Marvel Visual Effects Workers Unanimously Vote “Yes” to Unionize

It’s official: In a unanimous vote, the visual effects employees at Marvel Studios voted to unionize with IATSE in a closely watched election held by the National Labor Relations Board. The vote marks the first time a unit of solely VFX workers has unionized with IATSE.

Voting closed on Monday after the International Alliance of Theatrical Stage Employees and Disney/Marvel reached a stipulated election agreement last month. According to today’s announcement from IATSE, there was a “high turnout” from the roughly 50 Marvel employees, which includes jobs such as VFX coordinators and data wranglers. The result was expected, as a supermajority of these workers has already signed authorization cards indicating they wish to be represented by the union. The next step for the union is to engage in collective bargaining negotiations with the studio to draft a union contract. A date for these negotiations has yet to be scheduled.

More from The Hollywood Reporter

Roughly 18 staffers that work in VFX at Walt Disney Pictures also are voting on unionization; that vote began Friday and runs through Oct. 2. In both cases, this includes those employed directly by the studio. It doesn’t include the thousands of artists who work on Marvel and Disney movies through third-party VFX companies.

With these elections, IATSE wishes to form a new, broad national VFX Local that it hopes to launch before the end of the year.

IATSE organizer Mark Patch says the aim would be to have members of such a local work under the Basic Agreement contract already used by entertainment workers in 13 locals including the International Cinematographers Guild (Local 600), Motion Picture Editors Guild (Local 700) and Art Directors Guild (Local 800). The current Basic Agreement expires in 2024, and negotiations for a new contract are expected to begin next March.

“Today, VFX workers at Marvel Studios spoke with a unanimous, collective voice, demanding fair pay for the hours they work, health care, a safe and sustainable working environment, and respect for the work they do,” says Patch. “There could be no stronger statement highlighting the overwhelming need for us to continue our work and bring union protections and standards to all VFX workers across the industry. And there could be no stronger example of the courage and solidarity of these workers than each and every one of them declaring, ‘Union yes!'”

The Marvel vote comes after a tumultuous several months in this field. In March, Marvel fired Victoria Alonso, who oversaw VFX at the studio, though the departure was said to be over issues unrelated to those duties. Marvel also made headlines when anonymous VFX pros complained about untenable working conditions, including long hours and seven-day work weeks.

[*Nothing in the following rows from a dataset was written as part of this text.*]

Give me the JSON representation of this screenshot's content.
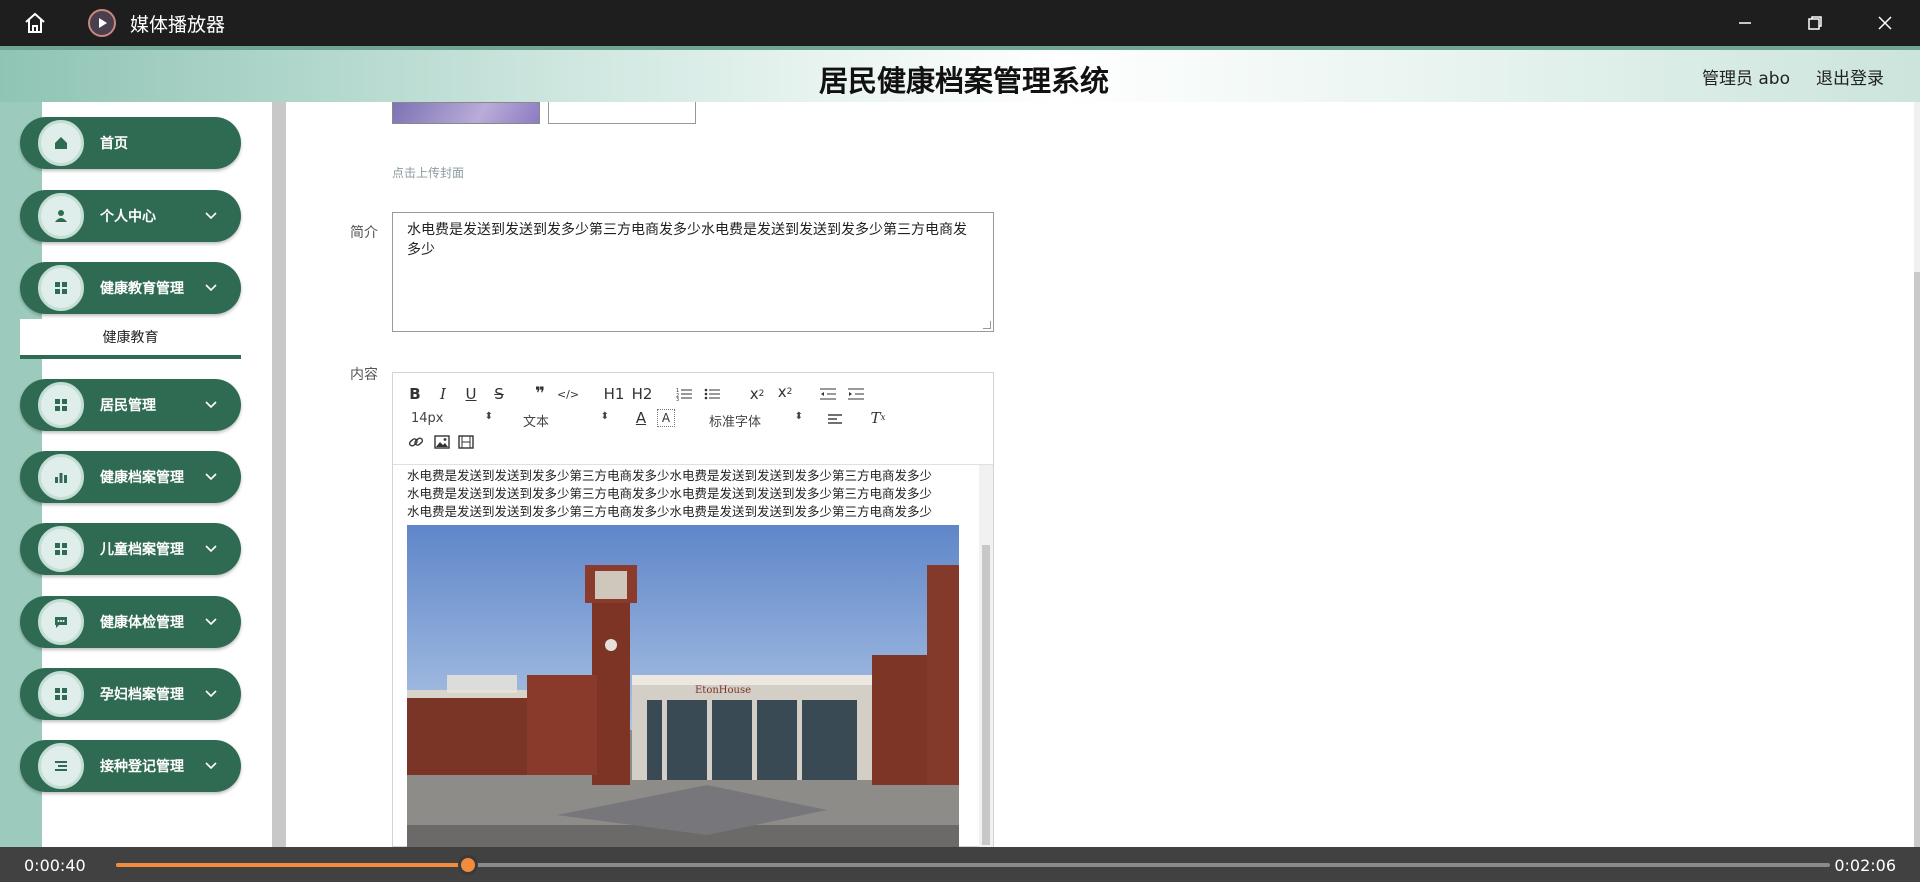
{
  "player": {
    "title": "媒体播放器",
    "current_time": "0:00:40",
    "total_time": "0:02:06",
    "progress": 0.2055
  },
  "header": {
    "app_title": "居民健康档案管理系统",
    "user_label": "管理员 abo",
    "logout_label": "退出登录"
  },
  "sidebar": {
    "items": [
      {
        "label": "首页",
        "icon": "home-icon",
        "has_chevron": false
      },
      {
        "label": "个人中心",
        "icon": "user-icon",
        "has_chevron": true
      },
      {
        "label": "健康教育管理",
        "icon": "grid-icon",
        "has_chevron": true
      },
      {
        "label": "居民管理",
        "icon": "grid-icon",
        "has_chevron": true
      },
      {
        "label": "健康档案管理",
        "icon": "bar-chart-icon",
        "has_chevron": true
      },
      {
        "label": "儿童档案管理",
        "icon": "grid-icon",
        "has_chevron": true
      },
      {
        "label": "健康体检管理",
        "icon": "chat-icon",
        "has_chevron": true
      },
      {
        "label": "孕妇档案管理",
        "icon": "grid-icon",
        "has_chevron": true
      },
      {
        "label": "接种登记管理",
        "icon": "list-icon",
        "has_chevron": true
      }
    ],
    "submenu_label": "健康教育"
  },
  "form": {
    "upload_hint": "点击上传封面",
    "intro_label": "简介",
    "intro_value": "水电费是发送到发送到发多少第三方电商发多少水电费是发送到发送到发多少第三方电商发多少",
    "content_label": "内容",
    "content_lines": [
      "水电费是发送到发送到发多少第三方电商发多少水电费是发送到发送到发多少第三方电商发多少",
      "水电费是发送到发送到发多少第三方电商发多少水电费是发送到发送到发多少第三方电商发多少",
      "水电费是发送到发送到发多少第三方电商发多少水电费是发送到发送到发多少第三方电商发多少"
    ],
    "photo_sign": "EtonHouse"
  },
  "editor_toolbar": {
    "font_size": "14px",
    "block_type": "文本",
    "font_family": "标准字体",
    "h1": "H1",
    "h2": "H2"
  }
}
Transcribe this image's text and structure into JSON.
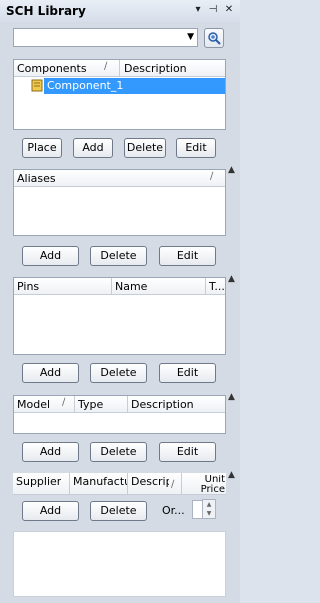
{
  "window": {
    "title": "SCH Library"
  },
  "header_icons": {
    "dropdown": "▾",
    "pin": "⊣",
    "close": "✕"
  },
  "filter": {
    "value": ""
  },
  "components": {
    "columns": [
      "Components",
      "Description"
    ],
    "rows": [
      {
        "name": "Component_1",
        "description": ""
      }
    ]
  },
  "component_buttons": [
    "Place",
    "Add",
    "Delete",
    "Edit"
  ],
  "aliases": {
    "columns": [
      "Aliases"
    ],
    "buttons": [
      "Add",
      "Delete",
      "Edit"
    ]
  },
  "pins": {
    "columns": [
      "Pins",
      "Name",
      "T..."
    ],
    "buttons": [
      "Add",
      "Delete",
      "Edit"
    ]
  },
  "models": {
    "columns": [
      "Model",
      "Type",
      "Description"
    ],
    "buttons": [
      "Add",
      "Delete",
      "Edit"
    ]
  },
  "supplier": {
    "columns": [
      "Supplier",
      "Manufactu",
      "Descrip",
      "Unit Price"
    ],
    "buttons": [
      "Add",
      "Delete"
    ],
    "order_label": "Or..."
  }
}
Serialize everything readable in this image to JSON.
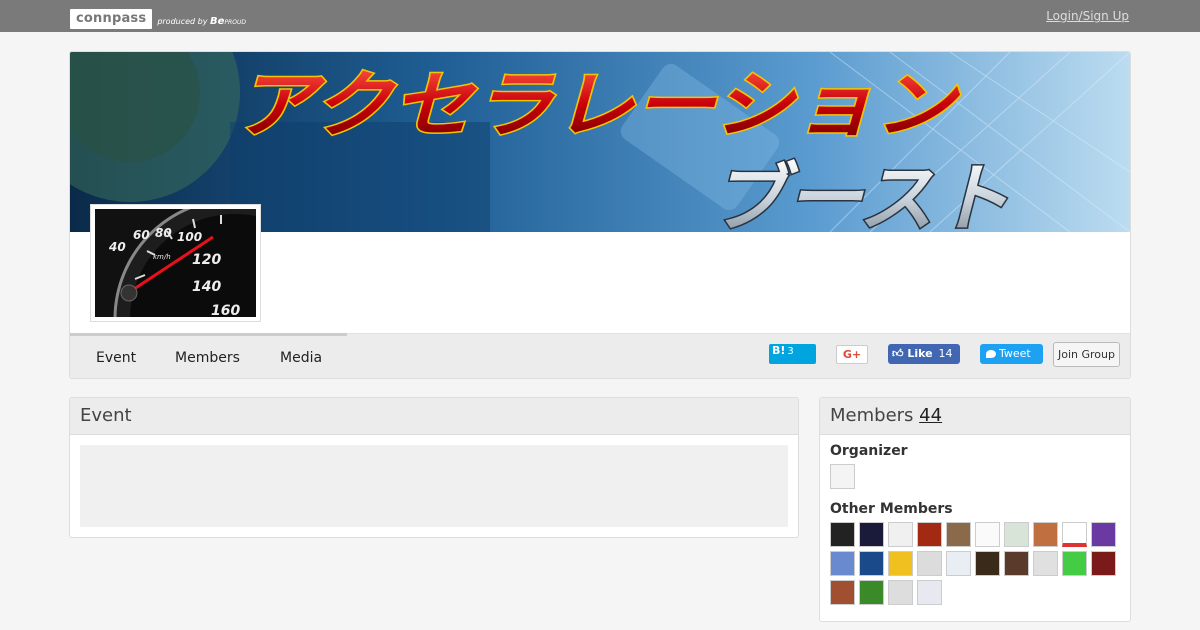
{
  "header": {
    "logo_text": "connpass",
    "logo_sub": "produced by",
    "logo_brand": "Be",
    "logo_brand_sub": "PROUD",
    "login_label": "Login/Sign Up"
  },
  "group": {
    "banner_title": "アクセラレーション",
    "banner_subtitle": "ブースト",
    "speedo_numbers": [
      "40",
      "60",
      "80",
      "100",
      "120",
      "140",
      "160"
    ],
    "speedo_unit": "km/h"
  },
  "nav": {
    "items": [
      "Event",
      "Members",
      "Media"
    ]
  },
  "share": {
    "hatena_label": "B!",
    "hatena_count": "3",
    "gplus_label": "G+",
    "like_label": "Like",
    "like_count": "14",
    "tweet_label": "Tweet",
    "join_label": "Join Group"
  },
  "event_panel": {
    "title": "Event"
  },
  "members_panel": {
    "title": "Members",
    "count": "44",
    "organizer_label": "Organizer",
    "other_label": "Other Members"
  },
  "colors": {
    "topbar": "#7a7a7a",
    "hatena": "#00a4de",
    "facebook": "#4267b2",
    "twitter": "#1da1f2"
  }
}
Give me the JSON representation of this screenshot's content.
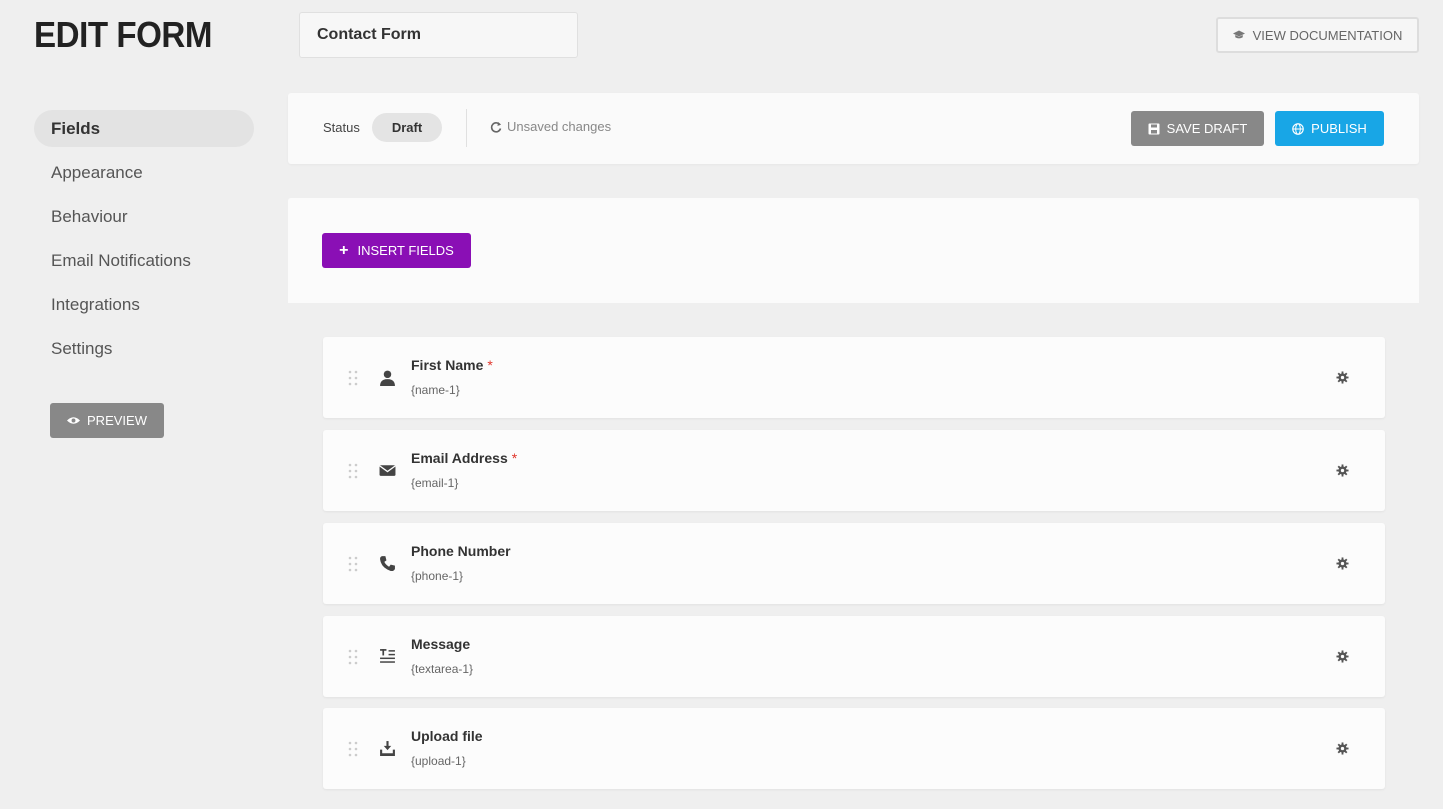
{
  "header": {
    "title": "EDIT FORM",
    "form_name": "Contact Form",
    "doc_button_label": "VIEW DOCUMENTATION"
  },
  "sidebar": {
    "items": [
      {
        "label": "Fields",
        "active": true
      },
      {
        "label": "Appearance",
        "active": false
      },
      {
        "label": "Behaviour",
        "active": false
      },
      {
        "label": "Email Notifications",
        "active": false
      },
      {
        "label": "Integrations",
        "active": false
      },
      {
        "label": "Settings",
        "active": false
      }
    ],
    "preview_label": "PREVIEW"
  },
  "status_bar": {
    "status_label": "Status",
    "status_value": "Draft",
    "unsaved_text": "Unsaved changes",
    "save_draft_label": "SAVE DRAFT",
    "publish_label": "PUBLISH"
  },
  "builder": {
    "insert_label": "INSERT FIELDS",
    "fields": [
      {
        "label": "First Name",
        "key": "{name-1}",
        "required": true,
        "icon": "user-icon"
      },
      {
        "label": "Email Address",
        "key": "{email-1}",
        "required": true,
        "icon": "envelope-icon"
      },
      {
        "label": "Phone Number",
        "key": "{phone-1}",
        "required": false,
        "icon": "phone-icon"
      },
      {
        "label": "Message",
        "key": "{textarea-1}",
        "required": false,
        "icon": "text-area-icon"
      },
      {
        "label": "Upload file",
        "key": "{upload-1}",
        "required": false,
        "icon": "upload-icon"
      }
    ],
    "required_mark": "*"
  },
  "colors": {
    "accent_purple": "#8a0fb5",
    "publish_blue": "#18a6e6",
    "required_red": "#e0352b",
    "gray_button": "#888888"
  }
}
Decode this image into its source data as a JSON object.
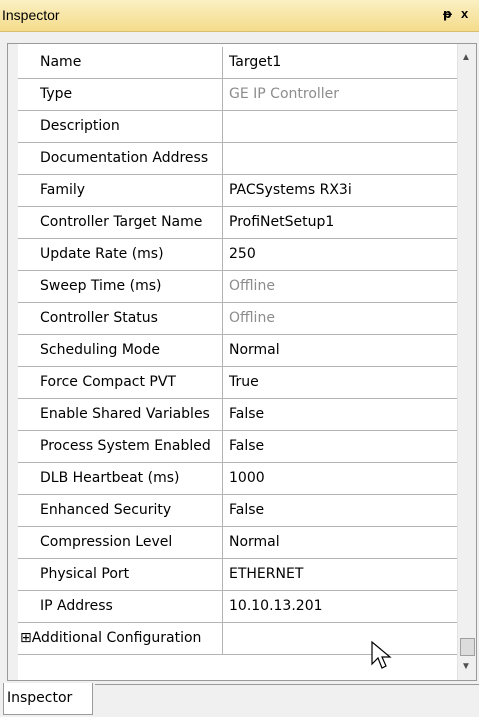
{
  "titlebar": {
    "title": "Inspector",
    "pin_glyph": "ᵽ",
    "close_glyph": "x"
  },
  "properties": [
    {
      "name": "Name",
      "value": "Target1",
      "readonly": false
    },
    {
      "name": "Type",
      "value": "GE IP Controller",
      "readonly": true
    },
    {
      "name": "Description",
      "value": "",
      "readonly": false
    },
    {
      "name": "Documentation Address",
      "value": "",
      "readonly": false
    },
    {
      "name": "Family",
      "value": "PACSystems RX3i",
      "readonly": false
    },
    {
      "name": "Controller Target Name",
      "value": "ProfiNetSetup1",
      "readonly": false
    },
    {
      "name": "Update Rate (ms)",
      "value": "250",
      "readonly": false
    },
    {
      "name": "Sweep Time (ms)",
      "value": "Offline",
      "readonly": true
    },
    {
      "name": "Controller Status",
      "value": "Offline",
      "readonly": true
    },
    {
      "name": "Scheduling Mode",
      "value": "Normal",
      "readonly": false
    },
    {
      "name": "Force Compact PVT",
      "value": "True",
      "readonly": false
    },
    {
      "name": "Enable Shared Variables",
      "value": "False",
      "readonly": false
    },
    {
      "name": "Process System Enabled",
      "value": "False",
      "readonly": false
    },
    {
      "name": "DLB Heartbeat (ms)",
      "value": "1000",
      "readonly": false
    },
    {
      "name": "Enhanced Security",
      "value": "False",
      "readonly": false
    },
    {
      "name": "Compression Level",
      "value": "Normal",
      "readonly": false
    },
    {
      "name": "Physical Port",
      "value": "ETHERNET",
      "readonly": false
    },
    {
      "name": "IP Address",
      "value": "10.10.13.201",
      "readonly": false
    },
    {
      "name": "⊞Additional Configuration",
      "value": "",
      "readonly": false,
      "expandable": true
    }
  ],
  "scrollbar": {
    "up_glyph": "▲",
    "down_glyph": "▼",
    "position": 0.95
  },
  "tabs": [
    {
      "label": "Inspector",
      "active": true
    }
  ]
}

These concerns, as well as unpaid overtime, credits, wages and retirement benefits, are among the key issues identified by VFX workers that would like to see change.

Several Marvel employees released statements with today’s announcement. Said Marvel VFX coordinator Sarah Kazuko Chow, “I grew up dreaming of working on Marvel films, so when I started my first job at Marvel, I felt like I couldn’t complain about the unpaid overtime, the lack of meal breaks, and the incredible pressure put on VFX teams to meet deadlines because I was just supposed to be grateful to be here at all. But the reality is that every worker deserves rights.”

A decade ago, following the bankruptcy of the Rhythm & Hues in the wake of finishing its Oscar-winning work on Life of Pi, the VFX industry actively explored the potential of a union as well as other efforts to change what is viewed in the community as a broken business model.

Best of The Hollywood Reporter

Click here to read the full article.